About the book: On a rise overlooking the Wiltshire countryside stands the village of Ivy Hill. Its coaching inn, The Bell, is its lifeblood–along with the coach lines that stop there daily, bringing news, mail, travelers, and much-needed trade.
Jane Bell lives on the edge of the inn property. She had been a genteel lady until she married the charming innkeeper who promised she would never have to work in his family’s inn. But when he dies under mysterious circumstances, Jane finds herself The Bell’s owner, and worse, she has three months to pay a large loan or lose the place.
Feeling reluctant and ill-equipped, Jane is tempted to abandon her husband’s legacy and return to her former life of ease. However, she soon realizes there is more at stake than her comfort. But who can she trust to help her? Her resentful mother-in-law? Her husband’s brother, who wanted the inn for himself? Or the handsome newcomer with secret plans of his own . . . ?
With pressure mounting from the bank, Jane struggles to win over naysayers and turn the place around. Can Jane bring new life to the inn, and to her heart as well?
Paperback, 448 pages Published December 6, 2016, by Bethany House Publishers
My review: A widow has inherited the coaching inn owned by her husband and his family. She tries to make a go of it even though she has no idea how to run an inn. Jane was a gentle-born woman and was only taught to do the proper things a lady does, not how to run a business. With the help of her brother-in-law, Patrick, and the sometimes not so wanted help of her mother-in-law, Jane tries to save the family business.
This was my first read by Julie Klassen and I found the description of the book intriguing. Add to that a lovely cover and I couldn’t wait to read this story. However, I found the story started out a bit slow and never really picked up the pace like I wanted it to. At times I wasn’t as interested in the story as I should have been. At other times the story was interesting and I found myself quickly working my way through the book. I enjoyed reading about the daily running of the inn.
While the characters are well-developed and complex, I just didn’t feel a strong connection to them. I really wish I would have had stronger feelings about Jane but I found her lackluster at times. I didn’t like Patrick and thought him to be a bit on the shady side. Thora was supposed to be the meddling mother-in-law but I found myself drawn to her the most.

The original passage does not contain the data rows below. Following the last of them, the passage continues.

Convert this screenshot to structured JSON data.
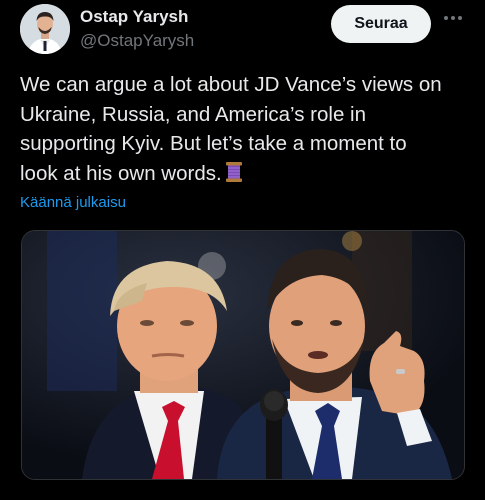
{
  "author": {
    "display_name": "Ostap Yarysh",
    "handle": "@OstapYarysh"
  },
  "actions": {
    "follow_label": "Seuraa",
    "more_icon": "more-dots-icon"
  },
  "tweet": {
    "text": "We can argue a lot about JD Vance’s views on\nUkraine, Russia, and America’s role in\nsupporting Kyiv. But let’s take a moment to\nlook at his own words.",
    "emoji_icon": "spool-of-thread-emoji-icon",
    "translate_label": "Käännä julkaisu"
  },
  "media": {
    "type": "photo"
  },
  "colors": {
    "background": "#000000",
    "text_primary": "#e7e9ea",
    "text_secondary": "#71767b",
    "link": "#1d9bf0",
    "button_bg": "#eff3f4",
    "button_text": "#0f1419"
  }
}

She seemed the most rooted of the characters and there is more to her than meets the eye.
There are plenty of twists and turns and enough mysterious happenings to keep the reader interested which is a good thing because at over 400 pages the book is rather lengthy. I was a little disappointed in the ending as I felt like there were too many loose ends. I realize this is only the first book of the series but I would have liked to see more resolution in the storylines.
All in all, this isn’t a horrible book but it just wasn’t one that I found to be extremely entertaining. I still haven’t decided if I will make the effort to read the next book in the series. Maybe after some time away from the characters I will want to visit again. Only time will tell.
I received a complimentary copy of this book and was not required to write a positive review. All opinions in this review are mine.
About the author: Julie Klassen loves all things Jane—Jane Eyre and Jane Austen. A graduate of the University of Illinois, Julie worked in publishing for sixteen years and now writes full time. Three of her books, The Silent Governess, The Girl in the Gatehouse, and The Maid of Fairbourne Hall, have won the Christy Award for Historical Romance. She has also won the Midwest Book Award, the Minnesota Book Award, and Christian Retailing’s BEST Award, and been a finalist in the Romance Writers of America’s RITA Awards and ACFW’s Carol Awards. She blogs at http://www.inspiredbylifeandfiction.com.
Julie and her husband have two sons and live in a suburb of St. Paul, Minnesota.